## Work to be completed
Please reproduce each line of the data below exactly as shown.

---------- Given information

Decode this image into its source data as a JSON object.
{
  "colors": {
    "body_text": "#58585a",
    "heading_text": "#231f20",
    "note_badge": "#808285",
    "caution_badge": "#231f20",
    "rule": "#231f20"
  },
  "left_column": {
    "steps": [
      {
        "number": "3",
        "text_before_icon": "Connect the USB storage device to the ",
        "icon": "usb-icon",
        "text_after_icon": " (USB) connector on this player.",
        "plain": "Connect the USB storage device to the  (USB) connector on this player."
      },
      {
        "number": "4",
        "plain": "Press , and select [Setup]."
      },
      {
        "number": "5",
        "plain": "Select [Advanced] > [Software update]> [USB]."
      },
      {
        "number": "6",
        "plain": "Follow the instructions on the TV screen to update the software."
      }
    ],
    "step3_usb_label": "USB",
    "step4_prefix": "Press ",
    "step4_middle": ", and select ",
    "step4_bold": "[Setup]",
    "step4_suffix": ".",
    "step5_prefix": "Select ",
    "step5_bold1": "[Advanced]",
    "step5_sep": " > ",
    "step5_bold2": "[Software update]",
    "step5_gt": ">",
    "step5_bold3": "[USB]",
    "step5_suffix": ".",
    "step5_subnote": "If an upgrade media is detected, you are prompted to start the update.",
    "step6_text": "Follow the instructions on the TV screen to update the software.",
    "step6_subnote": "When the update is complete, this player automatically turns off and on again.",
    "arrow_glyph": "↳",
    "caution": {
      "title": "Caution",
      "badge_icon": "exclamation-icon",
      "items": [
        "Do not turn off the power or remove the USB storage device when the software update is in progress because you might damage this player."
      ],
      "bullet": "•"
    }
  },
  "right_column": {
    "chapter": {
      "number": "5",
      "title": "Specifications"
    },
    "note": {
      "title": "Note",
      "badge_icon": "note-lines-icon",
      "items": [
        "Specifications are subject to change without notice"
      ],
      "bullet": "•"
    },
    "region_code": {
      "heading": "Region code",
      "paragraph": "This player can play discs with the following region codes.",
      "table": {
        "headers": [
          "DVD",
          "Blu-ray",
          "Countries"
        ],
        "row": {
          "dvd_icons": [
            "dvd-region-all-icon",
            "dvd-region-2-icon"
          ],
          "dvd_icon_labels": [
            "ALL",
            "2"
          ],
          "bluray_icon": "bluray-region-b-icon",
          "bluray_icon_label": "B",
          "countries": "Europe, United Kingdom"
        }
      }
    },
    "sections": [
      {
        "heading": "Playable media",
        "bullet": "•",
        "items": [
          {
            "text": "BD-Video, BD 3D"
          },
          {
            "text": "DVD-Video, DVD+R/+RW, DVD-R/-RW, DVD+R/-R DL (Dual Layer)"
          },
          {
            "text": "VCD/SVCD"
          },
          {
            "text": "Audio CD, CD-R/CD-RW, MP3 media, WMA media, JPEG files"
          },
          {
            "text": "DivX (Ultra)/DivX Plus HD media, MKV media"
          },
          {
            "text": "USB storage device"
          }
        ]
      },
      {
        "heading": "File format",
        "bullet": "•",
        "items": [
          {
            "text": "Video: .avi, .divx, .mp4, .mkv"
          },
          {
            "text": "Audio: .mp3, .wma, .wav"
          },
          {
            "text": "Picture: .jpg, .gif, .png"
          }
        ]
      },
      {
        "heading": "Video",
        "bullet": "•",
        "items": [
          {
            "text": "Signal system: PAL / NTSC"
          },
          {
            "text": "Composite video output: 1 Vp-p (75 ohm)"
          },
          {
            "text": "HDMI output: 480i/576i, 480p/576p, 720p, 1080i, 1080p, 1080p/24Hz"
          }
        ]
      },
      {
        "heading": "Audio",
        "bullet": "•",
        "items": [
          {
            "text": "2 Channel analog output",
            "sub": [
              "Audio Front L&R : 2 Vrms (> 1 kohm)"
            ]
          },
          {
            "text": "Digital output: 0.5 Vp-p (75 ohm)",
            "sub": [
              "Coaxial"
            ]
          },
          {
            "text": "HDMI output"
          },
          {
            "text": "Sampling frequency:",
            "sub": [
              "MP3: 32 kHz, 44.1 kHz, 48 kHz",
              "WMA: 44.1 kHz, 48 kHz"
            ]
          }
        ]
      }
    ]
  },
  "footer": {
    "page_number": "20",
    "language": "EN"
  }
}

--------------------

## Solution to this problem
Decode this image into its source data as a JSON object.
{
  "colors": {
    "body_text": "#58585a",
    "heading_text": "#231f20",
    "note_badge": "#808285",
    "caution_badge": "#231f20",
    "rule": "#231f20"
  },
  "left_column": {
    "steps": [
      {
        "number": "3",
        "text_before_icon": "Connect the USB storage device to the ",
        "icon": "usb-icon",
        "text_after_icon": " (USB) connector on this player.",
        "plain": "Connect the USB storage device to the  (USB) connector on this player."
      },
      {
        "number": "4",
        "plain": "Press , and select [Setup]."
      },
      {
        "number": "5",
        "plain": "Select [Advanced] > [Software update]> [USB]."
      },
      {
        "number": "6",
        "plain": "Follow the instructions on the TV screen to update the software."
      }
    ],
    "step3_usb_label": "USB",
    "step4_prefix": "Press ",
    "step4_middle": ", and select ",
    "step4_bold": "[Setup]",
    "step4_suffix": ".",
    "step5_prefix": "Select ",
    "step5_bold1": "[Advanced]",
    "step5_sep": " > ",
    "step5_bold2": "[Software update]",
    "step5_gt": ">",
    "step5_bold3": "[USB]",
    "step5_suffix": ".",
    "step5_subnote": "If an upgrade media is detected, you are prompted to start the update.",
    "step6_text": "Follow the instructions on the TV screen to update the software.",
    "step6_subnote": "When the update is complete, this player automatically turns off and on again.",
    "arrow_glyph": "↳",
    "caution": {
      "title": "Caution",
      "badge_icon": "exclamation-icon",
      "items": [
        "Do not turn off the power or remove the USB storage device when the software update is in progress because you might damage this player."
      ],
      "bullet": "•"
    }
  },
  "right_column": {
    "chapter": {
      "number": "5",
      "title": "Specifications"
    },
    "note": {
      "title": "Note",
      "badge_icon": "note-lines-icon",
      "items": [
        "Specifications are subject to change without notice"
      ],
      "bullet": "•"
    },
    "region_code": {
      "heading": "Region code",
      "paragraph": "This player can play discs with the following region codes.",
      "table": {
        "headers": [
          "DVD",
          "Blu-ray",
          "Countries"
        ],
        "row": {
          "dvd_icons": [
            "dvd-region-all-icon",
            "dvd-region-2-icon"
          ],
          "dvd_icon_labels": [
            "ALL",
            "2"
          ],
          "bluray_icon": "bluray-region-b-icon",
          "bluray_icon_label": "B",
          "countries": "Europe, United Kingdom"
        }
      }
    },
    "sections": [
      {
        "heading": "Playable media",
        "bullet": "•",
        "items": [
          {
            "text": "BD-Video, BD 3D"
          },
          {
            "text": "DVD-Video, DVD+R/+RW, DVD-R/-RW, DVD+R/-R DL (Dual Layer)"
          },
          {
            "text": "VCD/SVCD"
          },
          {
            "text": "Audio CD, CD-R/CD-RW, MP3 media, WMA media, JPEG files"
          },
          {
            "text": "DivX (Ultra)/DivX Plus HD media, MKV media"
          },
          {
            "text": "USB storage device"
          }
        ]
      },
      {
        "heading": "File format",
        "bullet": "•",
        "items": [
          {
            "text": "Video: .avi, .divx, .mp4, .mkv"
          },
          {
            "text": "Audio: .mp3, .wma, .wav"
          },
          {
            "text": "Picture: .jpg, .gif, .png"
          }
        ]
      },
      {
        "heading": "Video",
        "bullet": "•",
        "items": [
          {
            "text": "Signal system: PAL / NTSC"
          },
          {
            "text": "Composite video output: 1 Vp-p (75 ohm)"
          },
          {
            "text": "HDMI output: 480i/576i, 480p/576p, 720p, 1080i, 1080p, 1080p/24Hz"
          }
        ]
      },
      {
        "heading": "Audio",
        "bullet": "•",
        "items": [
          {
            "text": "2 Channel analog output",
            "sub": [
              "Audio Front L&R : 2 Vrms (> 1 kohm)"
            ]
          },
          {
            "text": "Digital output: 0.5 Vp-p (75 ohm)",
            "sub": [
              "Coaxial"
            ]
          },
          {
            "text": "HDMI output"
          },
          {
            "text": "Sampling frequency:",
            "sub": [
              "MP3: 32 kHz, 44.1 kHz, 48 kHz",
              "WMA: 44.1 kHz, 48 kHz"
            ]
          }
        ]
      }
    ]
  },
  "footer": {
    "page_number": "20",
    "language": "EN"
  }
}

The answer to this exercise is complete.